Gemma Collins is appealing to the Dictionary to change the meaning of "Essex Girl"
If you look up the term 'Essex girl' in the dictionary, what you'll find isn't terribly flattering.
The Oxford English Dictionary's definition describes it thus: "A contemptuous term applied (usu. joc.) to a type of young woman, supposedly to be found in and around Essex, and variously characterized as unintelligent, promiscuous, and materialistic."
So it's no wonder there's a campaign from women around the UK to see that definition deleted in favour of something more pleasant.
This week The Only Way is Essex star Gemma Collins went on Sky News to explain why she and thousands of others believe it should be changed,
"We can all take a laugh and a joke at ourselves," she told Sky's Kay Burley. "You know we’re up for the banter, but it is very, very derogatory what has been said about us and it does need to be changed."
She did agree that the term, first entered in the dictionary in 1997, used to be 'all about the white stilettos, the really blonde hair and all the fakeness' - but she said that women in Essex had evolved.

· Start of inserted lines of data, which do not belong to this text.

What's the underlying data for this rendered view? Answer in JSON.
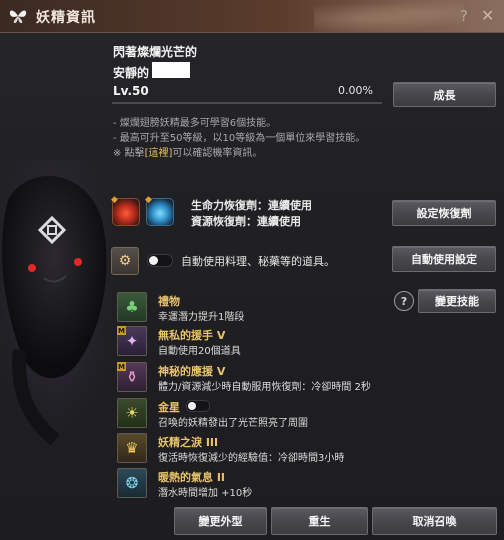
{
  "window": {
    "title": "妖精資訊",
    "help_glyph": "?",
    "close_glyph": "✕",
    "title_icon": "butterfly-icon"
  },
  "fairy": {
    "name_line1": "閃著燦爛光芒的",
    "name_line2": "安靜的",
    "level": "Lv.50",
    "exp_percent": "0.00%",
    "exp_fraction": 0.0
  },
  "buttons": {
    "grow": "成長",
    "set_recovery": "設定恢復劑",
    "auto_use_settings": "自動使用設定",
    "change_skill": "變更技能",
    "change_look": "變更外型",
    "rebirth": "重生",
    "cancel_summon": "取消召喚"
  },
  "info": {
    "line1": "- 燦爛翅膀妖精最多可學習6個技能。",
    "line2": "- 最高可升至50等級，以10等級為一個單位來學習技能。",
    "line3_prefix": "※ 點擊",
    "line3_link": "[這裡]",
    "line3_suffix": "可以確認機率資訊。"
  },
  "recovery": {
    "hp_label": "生命力恢復劑：連續使用",
    "mp_label": "資源恢復劑：連續使用"
  },
  "auto_use": {
    "label": "自動使用料理、秘藥等的道具。",
    "enabled": false
  },
  "skills": [
    {
      "name": "禮物",
      "desc": "幸運潛力提升1階段",
      "badge": "",
      "icon": "clover-icon"
    },
    {
      "name": "無私的援手 V",
      "desc": "自動使用20個道具",
      "badge": "M",
      "icon": "fairy-wand-icon"
    },
    {
      "name": "神秘的應援 V",
      "desc": "體力/資源減少時自動服用恢復劑：冷卻時間 2秒",
      "badge": "M",
      "icon": "potion-icon"
    },
    {
      "name": "金星",
      "desc": "召喚的妖精發出了光芒照亮了周圍",
      "badge": "",
      "icon": "lantern-icon",
      "toggle": false
    },
    {
      "name": "妖精之淚 III",
      "desc": "復活時恢復減少的經驗值：冷卻時間3小時",
      "badge": "",
      "icon": "tear-trophy-icon"
    },
    {
      "name": "暖熱的氣息 II",
      "desc": "潛水時間增加 +10秒",
      "badge": "",
      "icon": "breath-icon"
    }
  ],
  "colors": {
    "accent_gold": "#e9c36b",
    "title_bar": "#5a3c2c",
    "panel": "#222225"
  }
}
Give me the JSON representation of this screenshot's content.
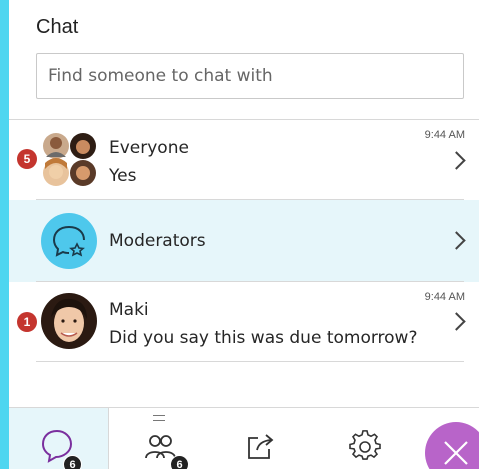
{
  "header": {
    "title": "Chat"
  },
  "search": {
    "placeholder": "Find someone to chat with"
  },
  "conversations": [
    {
      "name": "Everyone",
      "message": "Yes",
      "time": "9:44 AM",
      "unread": "5"
    },
    {
      "name": "Moderators",
      "message": "",
      "time": "",
      "unread": ""
    },
    {
      "name": "Maki",
      "message": "Did you say this was due tomorrow?",
      "time": "9:44 AM",
      "unread": "1"
    }
  ],
  "bottom_tabs": [
    {
      "icon": "chat-icon",
      "count": "6"
    },
    {
      "icon": "attendees-icon",
      "count": "6"
    },
    {
      "icon": "share-icon"
    },
    {
      "icon": "settings-icon"
    },
    {
      "icon": "close-icon"
    }
  ],
  "colors": {
    "frame": "#4ed6f0",
    "highlight": "#e6f6fa",
    "unread_badge": "#c4352e",
    "moderators_avatar": "#4ec8ec",
    "close_button": "#b864c9"
  }
}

"I'm a massive fan of the dictionary," she continued. "We should be promoting the dictionary anyway - because it's such an amazing historical British thing."
"But for them to write that about us Essex girls, we are not happy. So keep us in the dictionary but please change the meaning."
She did offer an alternative definition of the term which she hopes the dictionary will adopt: "I think it should say an Essex girl is smart, sassy, fun and striving hard in life like everyone else."
However, an Oxford University Press spokesperson told Mail Online that the petition, which has had thousands of signatures, would not be enough to change the word on its own.
"We can’t make changes as a result of a petition as this would go against our descriptive editorial policy and undermine the evidence-based approach that our dictionaries are built on," they said.
"Essex Girl being highlighted to us means we can continue to monitor the corpus closely and will spot when the evidence begins to suggest a new definition is needed."
Looks like this debate has only just begun...